Former Mumbai police commissioner Singh was sworn in as a member of Prime Minister Narendra Modi’s ministerial team on Sunday.

india Updated: Sep 03, 2017 11:30 IST
HT Correspondent
Satya Pal Singh is credited with taking on organised crime in Mumbai.
Satya Pal Singh is credited with taking on organised crime in Mumbai. (File photo)

Former Mumbai police commissioner and first-time MP Satya Pal Singh, who on Sunday took oath as a member of the union council of ministers, is credited with taking on organised crime in the country’s financial hub and is also known to shoot from the lip.

When Singh quit as top cop in February 2014, months ahead of the Lok Sabha election, he became the first Mumbai commissioner to resign the position. The Maharashtra cadre IPS officer still had a year to go but chose to try his luck in the political arena.

Within days of his resignation, which took everyone by surprise, Pal joined the BJP. He fought the Lok Sabha poll from his home state Uttar Pradesh’s Baghpat constituency and made an impressive debut by defeating Rashtriya Lok Dal leader Ajit Singh.

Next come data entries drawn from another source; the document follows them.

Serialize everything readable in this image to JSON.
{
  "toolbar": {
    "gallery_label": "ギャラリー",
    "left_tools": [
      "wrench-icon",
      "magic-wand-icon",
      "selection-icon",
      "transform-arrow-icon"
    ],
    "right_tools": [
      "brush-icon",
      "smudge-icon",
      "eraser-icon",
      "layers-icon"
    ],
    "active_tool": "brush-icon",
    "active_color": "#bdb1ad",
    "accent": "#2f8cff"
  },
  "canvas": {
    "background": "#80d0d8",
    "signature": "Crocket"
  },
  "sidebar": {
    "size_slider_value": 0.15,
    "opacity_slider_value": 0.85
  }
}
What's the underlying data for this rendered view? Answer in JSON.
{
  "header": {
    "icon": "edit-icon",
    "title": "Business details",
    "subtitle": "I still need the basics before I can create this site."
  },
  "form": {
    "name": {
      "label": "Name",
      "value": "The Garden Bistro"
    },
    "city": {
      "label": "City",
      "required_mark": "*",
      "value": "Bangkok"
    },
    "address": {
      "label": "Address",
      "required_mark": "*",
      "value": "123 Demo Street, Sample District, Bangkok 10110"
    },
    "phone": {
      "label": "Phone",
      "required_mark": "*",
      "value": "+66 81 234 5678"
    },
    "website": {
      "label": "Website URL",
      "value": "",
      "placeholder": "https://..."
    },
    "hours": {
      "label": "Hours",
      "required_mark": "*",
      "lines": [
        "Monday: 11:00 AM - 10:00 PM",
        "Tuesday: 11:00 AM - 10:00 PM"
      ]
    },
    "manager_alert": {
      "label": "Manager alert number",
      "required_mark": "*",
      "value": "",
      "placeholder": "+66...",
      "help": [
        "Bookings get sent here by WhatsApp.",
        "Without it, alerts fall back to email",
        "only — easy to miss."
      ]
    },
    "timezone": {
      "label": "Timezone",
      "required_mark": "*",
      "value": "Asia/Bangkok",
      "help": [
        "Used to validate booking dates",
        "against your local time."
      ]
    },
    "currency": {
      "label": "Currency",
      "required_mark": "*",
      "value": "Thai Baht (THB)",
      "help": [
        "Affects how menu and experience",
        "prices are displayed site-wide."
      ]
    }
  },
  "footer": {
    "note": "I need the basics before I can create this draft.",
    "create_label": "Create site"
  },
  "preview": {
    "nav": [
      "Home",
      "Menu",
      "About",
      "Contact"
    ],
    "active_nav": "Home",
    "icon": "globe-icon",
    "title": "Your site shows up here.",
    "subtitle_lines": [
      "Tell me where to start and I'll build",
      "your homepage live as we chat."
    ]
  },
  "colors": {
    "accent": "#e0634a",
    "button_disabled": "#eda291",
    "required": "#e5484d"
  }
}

The 61-year-old Singh is a postgraduate in chemistry but chose public administration for his doctorate. He also has an MBA.

He had an eventful stint in Mumbai. He was the joint commissioner of crime control between 2003 and June 2004 when a gang war broke out in Mumbai. Several gangsters were killed in encounters as city’s controversial “encounter specialists” got a free hand under Singh.

He courted controversy as well.

In June 2011, weeks after being picked to head a special investigation team constituted by the Gujarat high court to probe Isharat Jahan encounter case, Singh requested to be relieved from the responsibility, citing differences with team members.

Jahan was a Mumbai college girl who was gunned down in June, 2004 along with three others in Ahmedabad on suspicions of being Lashkar militants who allegedly were planning to kill then Gujarat chief minister Narendra Modi, an encounter that haunts the BJP till date.

Singh found himself in the middle of a moral-policing row two years later. After the gang rape of a photojournalist at Mumbai’s Shakti Mills in August 2013, he had questioned the morals of the youngsters indulging in the public display of affection.

Last year, he again shot his mouth off when he said he was once the biggest “goonda” of Mumbai.